• _What the task asks_: Each of the entries below needs to be given again exactly.

Extracted information Start Marker

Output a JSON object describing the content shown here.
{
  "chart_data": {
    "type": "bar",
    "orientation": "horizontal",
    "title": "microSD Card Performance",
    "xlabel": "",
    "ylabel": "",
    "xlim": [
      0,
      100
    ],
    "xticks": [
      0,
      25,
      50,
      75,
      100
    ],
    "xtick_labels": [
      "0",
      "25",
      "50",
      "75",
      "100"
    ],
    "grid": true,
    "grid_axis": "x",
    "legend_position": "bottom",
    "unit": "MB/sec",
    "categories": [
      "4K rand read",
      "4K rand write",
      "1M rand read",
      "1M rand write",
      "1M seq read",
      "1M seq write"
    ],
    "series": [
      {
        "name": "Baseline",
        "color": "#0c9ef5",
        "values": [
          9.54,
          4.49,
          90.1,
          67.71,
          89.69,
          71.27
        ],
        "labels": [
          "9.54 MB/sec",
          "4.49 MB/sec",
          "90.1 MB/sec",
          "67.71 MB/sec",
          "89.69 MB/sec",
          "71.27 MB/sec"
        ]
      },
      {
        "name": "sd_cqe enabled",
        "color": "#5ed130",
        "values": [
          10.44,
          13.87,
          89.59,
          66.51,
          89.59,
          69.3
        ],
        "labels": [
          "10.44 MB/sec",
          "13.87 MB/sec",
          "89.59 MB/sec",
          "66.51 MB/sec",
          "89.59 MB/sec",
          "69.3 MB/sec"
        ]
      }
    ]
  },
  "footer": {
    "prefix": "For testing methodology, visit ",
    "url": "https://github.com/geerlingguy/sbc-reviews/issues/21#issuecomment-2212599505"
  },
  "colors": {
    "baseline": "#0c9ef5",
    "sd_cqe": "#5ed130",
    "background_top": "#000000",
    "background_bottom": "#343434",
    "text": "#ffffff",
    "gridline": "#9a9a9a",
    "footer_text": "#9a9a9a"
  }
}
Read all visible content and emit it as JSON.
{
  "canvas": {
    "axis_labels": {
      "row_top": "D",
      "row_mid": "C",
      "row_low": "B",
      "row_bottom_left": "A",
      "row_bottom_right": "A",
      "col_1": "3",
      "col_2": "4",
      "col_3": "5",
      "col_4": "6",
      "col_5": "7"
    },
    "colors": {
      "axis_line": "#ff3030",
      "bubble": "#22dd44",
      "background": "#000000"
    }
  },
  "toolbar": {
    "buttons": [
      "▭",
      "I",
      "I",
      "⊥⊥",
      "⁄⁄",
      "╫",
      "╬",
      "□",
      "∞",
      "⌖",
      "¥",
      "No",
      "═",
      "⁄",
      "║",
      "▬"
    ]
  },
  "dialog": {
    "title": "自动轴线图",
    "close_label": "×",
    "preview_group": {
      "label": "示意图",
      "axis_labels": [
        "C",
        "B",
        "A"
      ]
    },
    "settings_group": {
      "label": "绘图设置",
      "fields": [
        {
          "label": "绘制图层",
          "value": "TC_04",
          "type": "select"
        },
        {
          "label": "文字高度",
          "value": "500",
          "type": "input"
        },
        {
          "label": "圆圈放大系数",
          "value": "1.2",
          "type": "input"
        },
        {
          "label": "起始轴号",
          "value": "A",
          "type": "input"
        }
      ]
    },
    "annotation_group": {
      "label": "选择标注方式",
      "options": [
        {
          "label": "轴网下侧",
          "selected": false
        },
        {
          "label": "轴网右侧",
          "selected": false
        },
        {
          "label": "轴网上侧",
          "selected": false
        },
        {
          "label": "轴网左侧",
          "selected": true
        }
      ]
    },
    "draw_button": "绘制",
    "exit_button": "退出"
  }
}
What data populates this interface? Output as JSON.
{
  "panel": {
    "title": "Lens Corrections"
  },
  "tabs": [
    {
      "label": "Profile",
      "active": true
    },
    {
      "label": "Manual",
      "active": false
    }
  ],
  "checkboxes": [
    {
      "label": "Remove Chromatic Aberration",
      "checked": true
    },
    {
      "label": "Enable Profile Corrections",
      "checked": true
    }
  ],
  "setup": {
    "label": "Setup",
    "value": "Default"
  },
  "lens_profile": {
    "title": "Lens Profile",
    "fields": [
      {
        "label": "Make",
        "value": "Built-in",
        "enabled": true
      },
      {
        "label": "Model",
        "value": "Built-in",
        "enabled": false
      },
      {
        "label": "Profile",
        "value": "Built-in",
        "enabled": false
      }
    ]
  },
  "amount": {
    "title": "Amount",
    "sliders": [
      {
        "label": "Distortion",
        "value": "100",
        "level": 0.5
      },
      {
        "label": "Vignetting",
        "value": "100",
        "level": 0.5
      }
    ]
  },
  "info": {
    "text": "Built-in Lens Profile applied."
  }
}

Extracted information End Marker

• _Written answer_:
Output a JSON object describing the content shown here.
{
  "chart_data": {
    "type": "bar",
    "orientation": "horizontal",
    "title": "microSD Card Performance",
    "xlabel": "",
    "ylabel": "",
    "xlim": [
      0,
      100
    ],
    "xticks": [
      0,
      25,
      50,
      75,
      100
    ],
    "xtick_labels": [
      "0",
      "25",
      "50",
      "75",
      "100"
    ],
    "grid": true,
    "grid_axis": "x",
    "legend_position": "bottom",
    "unit": "MB/sec",
    "categories": [
      "4K rand read",
      "4K rand write",
      "1M rand read",
      "1M rand write",
      "1M seq read",
      "1M seq write"
    ],
    "series": [
      {
        "name": "Baseline",
        "color": "#0c9ef5",
        "values": [
          9.54,
          4.49,
          90.1,
          67.71,
          89.69,
          71.27
        ],
        "labels": [
          "9.54 MB/sec",
          "4.49 MB/sec",
          "90.1 MB/sec",
          "67.71 MB/sec",
          "89.69 MB/sec",
          "71.27 MB/sec"
        ]
      },
      {
        "name": "sd_cqe enabled",
        "color": "#5ed130",
        "values": [
          10.44,
          13.87,
          89.59,
          66.51,
          89.59,
          69.3
        ],
        "labels": [
          "10.44 MB/sec",
          "13.87 MB/sec",
          "89.59 MB/sec",
          "66.51 MB/sec",
          "89.59 MB/sec",
          "69.3 MB/sec"
        ]
      }
    ]
  },
  "footer": {
    "prefix": "For testing methodology, visit ",
    "url": "https://github.com/geerlingguy/sbc-reviews/issues/21#issuecomment-2212599505"
  },
  "colors": {
    "baseline": "#0c9ef5",
    "sd_cqe": "#5ed130",
    "background_top": "#000000",
    "background_bottom": "#343434",
    "text": "#ffffff",
    "gridline": "#9a9a9a",
    "footer_text": "#9a9a9a"
  }
}
Read all visible content and emit it as JSON.
{
  "canvas": {
    "axis_labels": {
      "row_top": "D",
      "row_mid": "C",
      "row_low": "B",
      "row_bottom_left": "A",
      "row_bottom_right": "A",
      "col_1": "3",
      "col_2": "4",
      "col_3": "5",
      "col_4": "6",
      "col_5": "7"
    },
    "colors": {
      "axis_line": "#ff3030",
      "bubble": "#22dd44",
      "background": "#000000"
    }
  },
  "toolbar": {
    "buttons": [
      "▭",
      "I",
      "I",
      "⊥⊥",
      "⁄⁄",
      "╫",
      "╬",
      "□",
      "∞",
      "⌖",
      "¥",
      "No",
      "═",
      "⁄",
      "║",
      "▬"
    ]
  },
  "dialog": {
    "title": "自动轴线图",
    "close_label": "×",
    "preview_group": {
      "label": "示意图",
      "axis_labels": [
        "C",
        "B",
        "A"
      ]
    },
    "settings_group": {
      "label": "绘图设置",
      "fields": [
        {
          "label": "绘制图层",
          "value": "TC_04",
          "type": "select"
        },
        {
          "label": "文字高度",
          "value": "500",
          "type": "input"
        },
        {
          "label": "圆圈放大系数",
          "value": "1.2",
          "type": "input"
        },
        {
          "label": "起始轴号",
          "value": "A",
          "type": "input"
        }
      ]
    },
    "annotation_group": {
      "label": "选择标注方式",
      "options": [
        {
          "label": "轴网下侧",
          "selected": false
        },
        {
          "label": "轴网右侧",
          "selected": false
        },
        {
          "label": "轴网上侧",
          "selected": false
        },
        {
          "label": "轴网左侧",
          "selected": true
        }
      ]
    },
    "draw_button": "绘制",
    "exit_button": "退出"
  }
}
What data populates this interface? Output as JSON.
{
  "panel": {
    "title": "Lens Corrections"
  },
  "tabs": [
    {
      "label": "Profile",
      "active": true
    },
    {
      "label": "Manual",
      "active": false
    }
  ],
  "checkboxes": [
    {
      "label": "Remove Chromatic Aberration",
      "checked": true
    },
    {
      "label": "Enable Profile Corrections",
      "checked": true
    }
  ],
  "setup": {
    "label": "Setup",
    "value": "Default"
  },
  "lens_profile": {
    "title": "Lens Profile",
    "fields": [
      {
        "label": "Make",
        "value": "Built-in",
        "enabled": true
      },
      {
        "label": "Model",
        "value": "Built-in",
        "enabled": false
      },
      {
        "label": "Profile",
        "value": "Built-in",
        "enabled": false
      }
    ]
  },
  "amount": {
    "title": "Amount",
    "sliders": [
      {
        "label": "Distortion",
        "value": "100",
        "level": 0.5
      },
      {
        "label": "Vignetting",
        "value": "100",
        "level": 0.5
      }
    ]
  },
  "info": {
    "text": "Built-in Lens Profile applied."
  }
}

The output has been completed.